MSM is derived from the word methylsulfonylmethane and has a variety of benefits.
Glucosamine is a natural compound that comes from the shells of crustaceans. It is more common in supplements for joint health and can be found in the human body.
The two most significant differences between MSM and glucosamine are how they are made and where they can be found in the body. In terms of benefits, both can give you improved joint health and flexibility when supplemented daily.
So, Which is Better for Joint Health?
Glucosamine is a supplement that contains compounds that are similar to components of cartilage. MSM (methylsulfonylmethane) is a nutrient found in many foods, including eggs, meat, legumes, and fish.
- Some people use MSM instead of glucosamine because it has more sulfur than glucosamine. The sulfur content in these supplements makes them better for joints because it helps to maintain healthy connective tissues which support cartilage and other tissues in the body.
The results of some studies have shown that MSM can be just as effective – sometimes even more effective – as glucosamine at helping relieve pain from arthritis and osteoarthritis.
Ideally, you will want to combine glucosamine and MSM to get the best of both worlds in terms of their benefits for your joint function.
- Is MSM Good for the Brain?
- Can You Take MSM and Turmeric Together?
- How Long Does MSM Stay in Your System
- Butawan M, Benjamin RL, Bloomer RJ. Methylsulfonylmethane: Applications and Safety of a Novel Dietary Supplement. Nutrients. 2017 Mar 16;9(3):290. doi: 10.3390/nu9030290. PMID: 28300758; PMCID: PMC5372953.
- Scotto d’Abusco A, Cicione C, Calamia V, Negri R, Giordano C, Grigolo B, Politi L, Scandurra R. Glucosamine and its N-acetyl-phenylalanine derivative prevent TNF-alpha-induced transcriptional activation in human chondrocytes. Clin Exp Rheumatol. 2007 Nov-Dec;25(6):847-52. PMID: 18173918.
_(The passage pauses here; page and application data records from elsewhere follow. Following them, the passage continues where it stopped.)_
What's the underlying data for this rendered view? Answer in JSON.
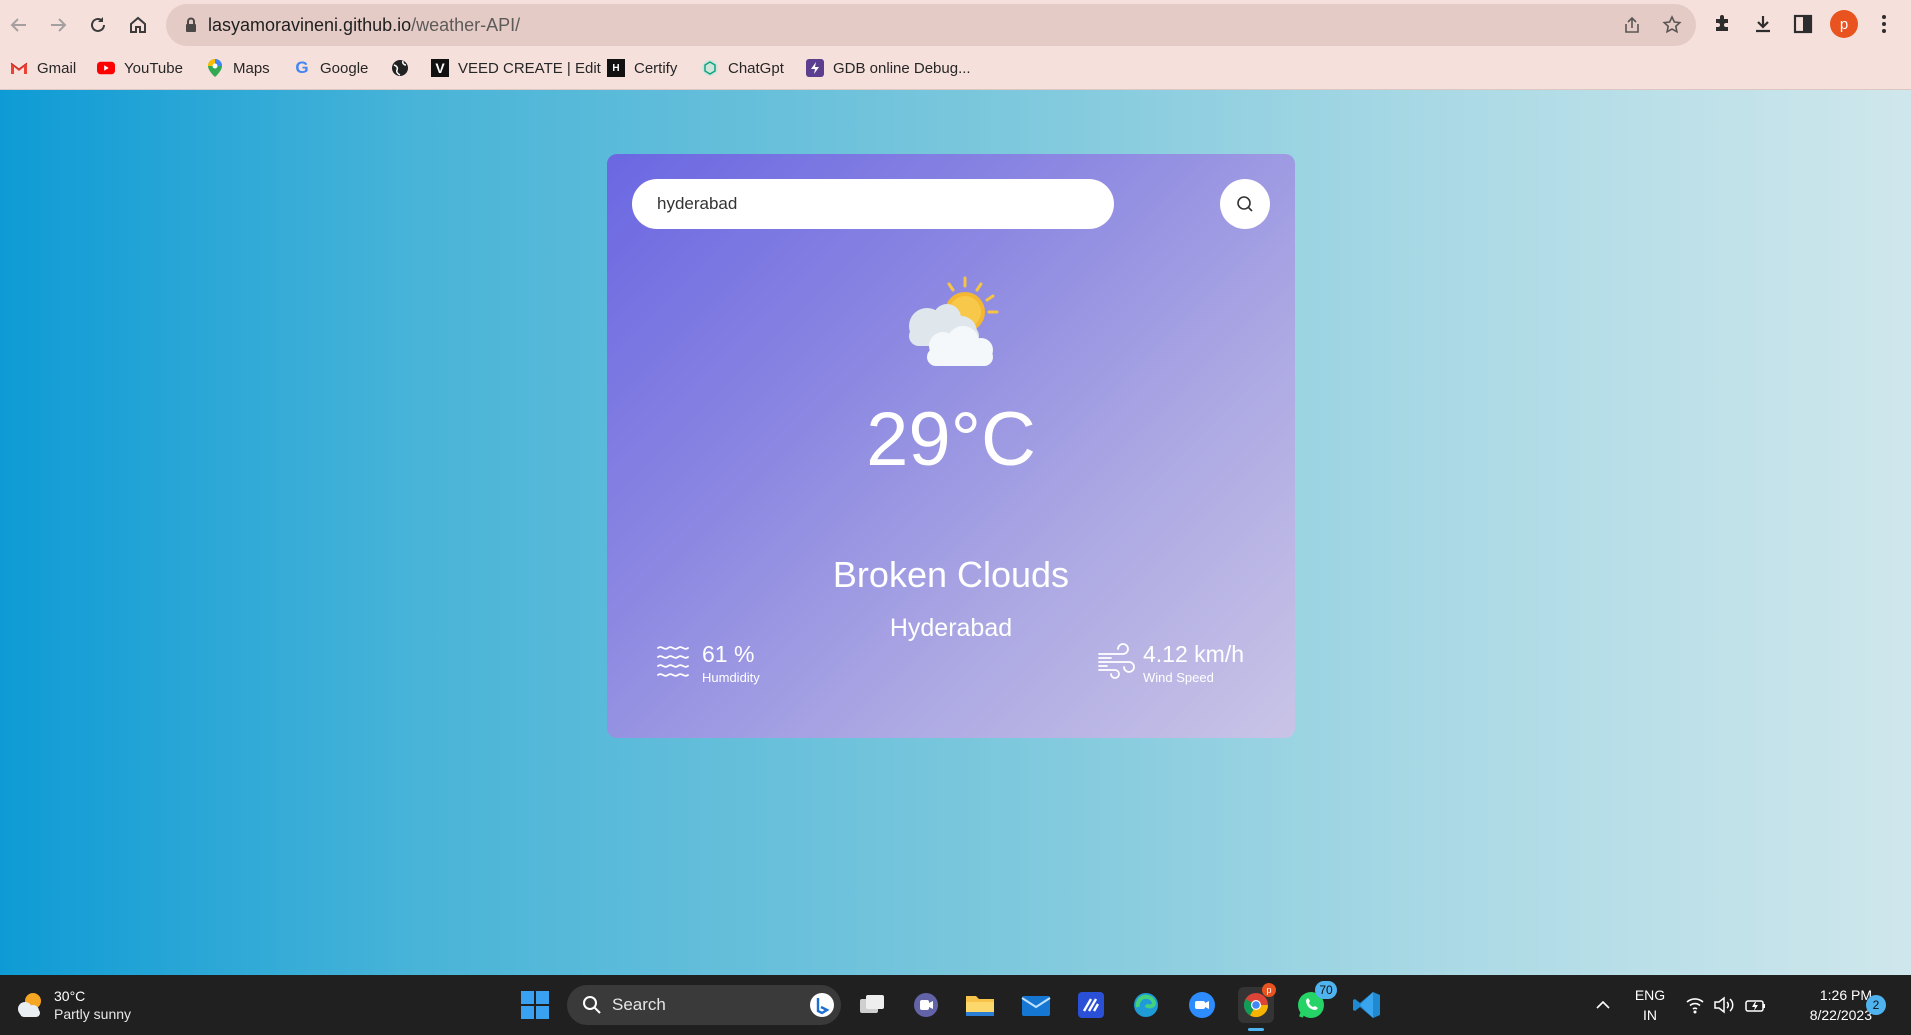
{
  "browser": {
    "url_host": "lasyamoravineni.github.io",
    "url_path": "/weather-API/",
    "profile_initial": "p",
    "bookmarks": [
      {
        "label": "Gmail",
        "icon": "gmail-icon"
      },
      {
        "label": "YouTube",
        "icon": "youtube-icon"
      },
      {
        "label": "Maps",
        "icon": "maps-icon"
      },
      {
        "label": "Google",
        "icon": "google-icon"
      },
      {
        "label": "",
        "icon": "globe-icon"
      },
      {
        "label": "VEED CREATE | Edit",
        "icon": "veed-icon"
      },
      {
        "label": "Certify",
        "icon": "certify-icon"
      },
      {
        "label": "ChatGpt",
        "icon": "chatgpt-icon"
      },
      {
        "label": "GDB online Debug...",
        "icon": "gdb-icon"
      }
    ]
  },
  "weather": {
    "search_value": "hyderabad",
    "temperature": "29°C",
    "description": "Broken Clouds",
    "city": "Hyderabad",
    "humidity_value": "61 %",
    "humidity_label": "Humdidity",
    "wind_value": "4.12 km/h",
    "wind_label": "Wind Speed",
    "icon": "partly-cloudy-icon"
  },
  "taskbar": {
    "weather_temp": "30°C",
    "weather_desc": "Partly sunny",
    "search_label": "Search",
    "whatsapp_badge": "70",
    "lang_line1": "ENG",
    "lang_line2": "IN",
    "time": "1:26 PM",
    "date": "8/22/2023",
    "notification_count": "2"
  },
  "colors": {
    "card_gradient_start": "#6b67e2",
    "card_gradient_end": "#c9c4e6",
    "page_gradient_start": "#0e9bd5",
    "page_gradient_end": "#cfe7ec"
  }
}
- Kapoor M, Mineau F, Fahmi H, Pelletier JP, Martel-Pelletier J. Glucosamine sulfate reduces prostaglandin E(2) production in osteoarthritic chondrocytes through inhibition of microsomal PGE synthase-1. J Rheumatol. 2012 Mar;39(3):635-44. doi: 10.3899/jrheum.110621. Epub 2011 Nov 15. PMID: 22089456.
- Kim JA, Ahn BN, Kong CS, Kim SK. Anti-inflammatory action of sulfated glucosamine on cytokine regulation in LPS-activated PMA-differentiated THP-1 macrophages. Inflamm Res. 2011 Dec;60(12):1131-8. doi: 10.1007/s00011-011-0377-7. Epub 2011 Aug 30. PMID: 21877189.
Leave a Reply